| Jun 11, 2019 | Car Accidents

Although a few cities in the United States are testing self-driving cars, these cars will not be on the public market in the near future. That considered, many manufacturers, like Tesla, have added autonomous features to their cars. Such features have added both excitement and doubts to the prospect of completely self-driving vehicles. 

One of the main points of debate about self-driving cars regards how they could significantly reduce the chance of an accident, and therefore traffic injuries and fatalities as well. However, the safety of self-driving technology has come under fire once again with the death of another Tesla driver just last month.

The deaths of four drivers casting doubt on self-driving cars

Tesla’s Autopilot system is not exactly equivalent to a self-driving car; however, it does use cameras and cruise control technology to essentially make the car drive and even change lanes on its own. Although the system may function, many reports state that Autopilot does not perform nearly as well as any human driver.

That is because the technology—as well as cars themselves—can malfunction. Such malfunctions have left Tesla facing scrutiny after several accidents involving Autopilot failures, with at least four resulting in fatalities.

However, human error is certainly a leading cause of auto accidents

Stories like the Tesla accidents make many people doubt if self-driving cars can truly reduce the rate of accidents. 

But, there is no doubt that reckless drivers cause the most accidents. One of our recent post discussed how Maryland has the most at-fault drivers in the nation. And, a Forbes article reports various alarming accident statistics, including:

  • There are more than six million car accidents each year in the United States
  • Nearly 19,000 drivers are killed in those accidents
  • More than 70% of those accidents resulted from distracted driving, drunk driving or speeding

The article does admit that with how often negligent drivers contribute to accidents, self-driving cars could indeed have a significant—and perhaps positive—impact on these numbers. However, especially with the recent Tesla accidents, we are still far from feeling that impact.

It is too soon to tell how safe self-driving cars are

Since self-driving technology is not available to the public, and many companies are still in the early testing phases, it is too soon to tell if self-driving cars could actually reduce injuries on the road. Even when they are made available to the public, there is no telling how many drivers will purchase self-driving vehicles.

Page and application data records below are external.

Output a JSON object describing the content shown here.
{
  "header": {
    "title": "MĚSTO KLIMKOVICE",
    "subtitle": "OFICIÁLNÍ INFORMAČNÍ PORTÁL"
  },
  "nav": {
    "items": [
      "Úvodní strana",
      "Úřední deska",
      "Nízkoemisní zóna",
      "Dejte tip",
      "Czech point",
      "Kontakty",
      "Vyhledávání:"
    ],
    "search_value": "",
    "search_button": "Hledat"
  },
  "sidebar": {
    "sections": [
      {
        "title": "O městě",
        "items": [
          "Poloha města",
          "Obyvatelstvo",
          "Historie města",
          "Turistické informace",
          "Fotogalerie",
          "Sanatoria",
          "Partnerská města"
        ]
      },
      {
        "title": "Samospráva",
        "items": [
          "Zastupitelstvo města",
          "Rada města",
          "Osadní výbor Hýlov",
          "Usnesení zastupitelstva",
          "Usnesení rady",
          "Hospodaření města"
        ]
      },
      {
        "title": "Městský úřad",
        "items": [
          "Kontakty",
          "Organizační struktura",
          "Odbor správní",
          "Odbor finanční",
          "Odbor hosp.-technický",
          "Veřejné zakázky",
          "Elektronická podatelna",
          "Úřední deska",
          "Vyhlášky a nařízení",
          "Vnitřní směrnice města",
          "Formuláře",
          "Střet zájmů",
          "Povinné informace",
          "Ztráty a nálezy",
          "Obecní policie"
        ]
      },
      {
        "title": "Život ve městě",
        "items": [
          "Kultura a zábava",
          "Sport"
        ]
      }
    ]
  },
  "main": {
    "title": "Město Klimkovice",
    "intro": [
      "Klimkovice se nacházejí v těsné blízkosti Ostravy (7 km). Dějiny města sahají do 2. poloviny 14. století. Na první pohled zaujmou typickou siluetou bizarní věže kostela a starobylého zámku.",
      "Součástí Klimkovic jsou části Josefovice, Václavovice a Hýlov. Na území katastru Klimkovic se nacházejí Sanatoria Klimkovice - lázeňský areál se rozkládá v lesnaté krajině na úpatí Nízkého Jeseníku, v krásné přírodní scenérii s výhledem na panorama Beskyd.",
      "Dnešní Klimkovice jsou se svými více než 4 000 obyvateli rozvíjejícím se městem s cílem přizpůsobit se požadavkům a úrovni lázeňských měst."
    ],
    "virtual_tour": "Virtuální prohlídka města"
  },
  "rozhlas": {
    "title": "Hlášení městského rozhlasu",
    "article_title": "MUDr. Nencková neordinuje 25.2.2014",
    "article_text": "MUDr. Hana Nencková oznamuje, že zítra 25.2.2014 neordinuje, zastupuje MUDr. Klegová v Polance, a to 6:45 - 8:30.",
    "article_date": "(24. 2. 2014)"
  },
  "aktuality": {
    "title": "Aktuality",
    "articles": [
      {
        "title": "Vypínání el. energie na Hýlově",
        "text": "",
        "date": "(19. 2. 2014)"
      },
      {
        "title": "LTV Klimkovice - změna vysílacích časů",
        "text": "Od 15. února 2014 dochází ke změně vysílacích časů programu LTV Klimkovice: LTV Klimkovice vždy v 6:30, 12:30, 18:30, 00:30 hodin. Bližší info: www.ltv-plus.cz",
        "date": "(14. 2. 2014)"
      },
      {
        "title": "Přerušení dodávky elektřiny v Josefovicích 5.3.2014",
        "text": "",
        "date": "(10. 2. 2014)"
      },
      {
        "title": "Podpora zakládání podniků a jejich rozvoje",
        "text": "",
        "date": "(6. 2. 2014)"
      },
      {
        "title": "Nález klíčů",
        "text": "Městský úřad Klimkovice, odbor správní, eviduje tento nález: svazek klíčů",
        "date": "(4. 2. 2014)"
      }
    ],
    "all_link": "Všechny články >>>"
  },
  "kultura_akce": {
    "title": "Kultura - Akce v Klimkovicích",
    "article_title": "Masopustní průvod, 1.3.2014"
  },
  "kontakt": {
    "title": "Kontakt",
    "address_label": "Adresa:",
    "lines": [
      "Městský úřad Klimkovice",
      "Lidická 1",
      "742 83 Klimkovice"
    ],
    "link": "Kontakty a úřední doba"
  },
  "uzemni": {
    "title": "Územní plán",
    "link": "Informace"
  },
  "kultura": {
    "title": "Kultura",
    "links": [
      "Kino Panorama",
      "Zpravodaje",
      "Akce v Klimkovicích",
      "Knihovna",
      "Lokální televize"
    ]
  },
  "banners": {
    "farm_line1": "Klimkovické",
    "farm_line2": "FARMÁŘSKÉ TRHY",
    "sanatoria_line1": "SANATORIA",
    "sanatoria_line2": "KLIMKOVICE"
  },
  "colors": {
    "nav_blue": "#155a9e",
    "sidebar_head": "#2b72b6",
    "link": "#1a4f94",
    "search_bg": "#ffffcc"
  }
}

This seems to be an issue for the future. However, one thing will not change: regardless of how an accident happens, if you were not at fault, the law will still protect victims of negligent driving and entitle injured persons to compensation. 

  • AABA